Ancient Oiniades is one of the many ancient cities in Aetolia and Akarnania that is mentioned in Greek myths and carries a long history. According to these myths, the first settler of the city was Alcmaeon from Argos. However, the city owes its name to King Oineas of Plevrona. Because of its location, (it was accessible by the river where at that time triremes would easily sail towards the city), it was one of the most important cities of Aetolia and Acarnania which fell under the rule of these two areas, interchangeably. In 454 B.C., the Messinians, exiled by the Spartans, occupied the city for one year, while during the Peloponnesian War (341-404 B.C.) the city played a crucial role in the conflicts between the Athenians and the Peloponnesians. In the centuries that ensued, the city found itself in the maelstrom of conflicts between the Aetolians and the Macedonians, until 219 A.D. when it was finally subjugated to Philip the Second of Macedon. The Aetolians, with the help of the Romans, re-conquered it, but in 189 A.D., it was subjugated to the Acarnanians. After 167 A.D., when the Romans prevailed throughout Greece, the city lost its historical identity, and until the 3rd century A.D. it became a small settlement. In antiquity, this fertile plain was Lake Meliti, created by the Acheloos River.

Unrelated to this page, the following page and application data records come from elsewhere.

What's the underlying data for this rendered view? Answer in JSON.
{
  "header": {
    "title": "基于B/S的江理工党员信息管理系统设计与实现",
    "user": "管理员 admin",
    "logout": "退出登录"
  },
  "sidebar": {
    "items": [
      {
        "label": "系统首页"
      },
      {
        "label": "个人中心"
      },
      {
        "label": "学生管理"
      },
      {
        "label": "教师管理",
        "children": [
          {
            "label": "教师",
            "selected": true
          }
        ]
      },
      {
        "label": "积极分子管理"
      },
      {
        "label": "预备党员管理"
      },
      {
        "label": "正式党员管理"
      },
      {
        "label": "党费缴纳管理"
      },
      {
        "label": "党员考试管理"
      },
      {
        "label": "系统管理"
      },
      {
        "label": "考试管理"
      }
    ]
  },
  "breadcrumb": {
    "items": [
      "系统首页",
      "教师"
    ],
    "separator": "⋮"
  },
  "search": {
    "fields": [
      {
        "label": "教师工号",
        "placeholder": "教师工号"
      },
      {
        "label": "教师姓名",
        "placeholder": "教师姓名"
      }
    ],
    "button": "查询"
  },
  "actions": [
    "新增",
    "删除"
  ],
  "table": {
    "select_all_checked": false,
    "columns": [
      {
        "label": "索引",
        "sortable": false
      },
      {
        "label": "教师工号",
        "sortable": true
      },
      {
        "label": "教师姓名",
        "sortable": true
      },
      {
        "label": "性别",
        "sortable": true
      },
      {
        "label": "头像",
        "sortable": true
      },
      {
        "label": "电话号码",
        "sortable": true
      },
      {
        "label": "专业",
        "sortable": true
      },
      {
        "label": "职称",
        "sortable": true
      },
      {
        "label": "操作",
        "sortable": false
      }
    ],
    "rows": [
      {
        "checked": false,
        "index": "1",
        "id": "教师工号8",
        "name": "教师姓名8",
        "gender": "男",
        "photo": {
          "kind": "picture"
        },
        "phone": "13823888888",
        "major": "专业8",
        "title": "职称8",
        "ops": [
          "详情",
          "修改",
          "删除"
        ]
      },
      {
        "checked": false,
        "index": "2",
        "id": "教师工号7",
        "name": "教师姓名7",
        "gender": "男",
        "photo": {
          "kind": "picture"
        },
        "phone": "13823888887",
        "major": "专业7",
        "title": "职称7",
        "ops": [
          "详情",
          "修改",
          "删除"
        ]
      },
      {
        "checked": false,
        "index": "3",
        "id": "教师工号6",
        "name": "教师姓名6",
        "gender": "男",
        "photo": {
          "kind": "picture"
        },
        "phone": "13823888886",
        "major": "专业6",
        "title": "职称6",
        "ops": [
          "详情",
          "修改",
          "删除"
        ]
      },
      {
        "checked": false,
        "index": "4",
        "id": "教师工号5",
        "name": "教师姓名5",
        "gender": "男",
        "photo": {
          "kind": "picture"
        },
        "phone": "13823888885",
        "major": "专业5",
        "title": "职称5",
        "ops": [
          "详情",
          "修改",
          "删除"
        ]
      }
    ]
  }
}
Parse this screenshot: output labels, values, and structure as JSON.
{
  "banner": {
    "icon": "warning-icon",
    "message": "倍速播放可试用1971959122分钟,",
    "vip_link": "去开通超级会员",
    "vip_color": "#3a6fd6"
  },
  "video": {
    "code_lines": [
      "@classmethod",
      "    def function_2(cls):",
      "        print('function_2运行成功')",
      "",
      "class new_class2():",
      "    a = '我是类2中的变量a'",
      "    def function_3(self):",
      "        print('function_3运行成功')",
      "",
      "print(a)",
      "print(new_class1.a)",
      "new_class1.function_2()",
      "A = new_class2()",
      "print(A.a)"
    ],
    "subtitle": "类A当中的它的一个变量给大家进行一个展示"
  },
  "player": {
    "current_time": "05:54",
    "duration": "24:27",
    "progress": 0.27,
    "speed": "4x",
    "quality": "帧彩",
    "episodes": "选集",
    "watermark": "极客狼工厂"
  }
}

The city was found on the delta of the Acheloos River, with the sea on its south and the lake at its north. It had two harbours, which are interred today. What remains from those impressive structures are the dockyards carved on the rocks.
The walls of the city, which were built in the 5th century B.C., took their current shape in 219 B.C. when the city was conquered by Philip V of Macedon. The walls, of polygonal and at certain points regular masonry, are extended for about 6 km and cover a hilly area on the plain of the Acheloos river area.
The ancient theatre, very well preserved, dates back to the 4th century B.C., built almost on the banks of the Acheloos River, at a distance of only 10 km from the mouth of the river and 3 km from the Ionian Sea and has seen two phases of construction, the latter of which was by the Romans. It had a big orchestra (15 m. in diameter), a skené, or stage, and proscenium of the 3rd century. Its cavea is separated into eight flights of steps and seven rows. Thirty rows of figurines carved on the rocks have been found at the theatre’s eastern part, while at its west, on the lower rows of the figurines, inscriptions of liberating slaves have been engraved.
Thucydides, when describing the battles of the Athenians and the Spartans during the 3rd year of the Peloponnesian War, refers extensively to the unique location of the city, right on the banks of Acheloos, and how the overflowed latter turned the city into a swamp.
Today, a very wide area of about 50 sqm has been filled with accumulated deposits of Acheloos and a lot of the islets of Echinadon, that were interspersed in antiquity, have now become parts of the land. Modern Oiniades is a municipal unit of the municipality Messolonghi. The municipal unit covers an area of 270.899 km2 and its population is about 9.000 people.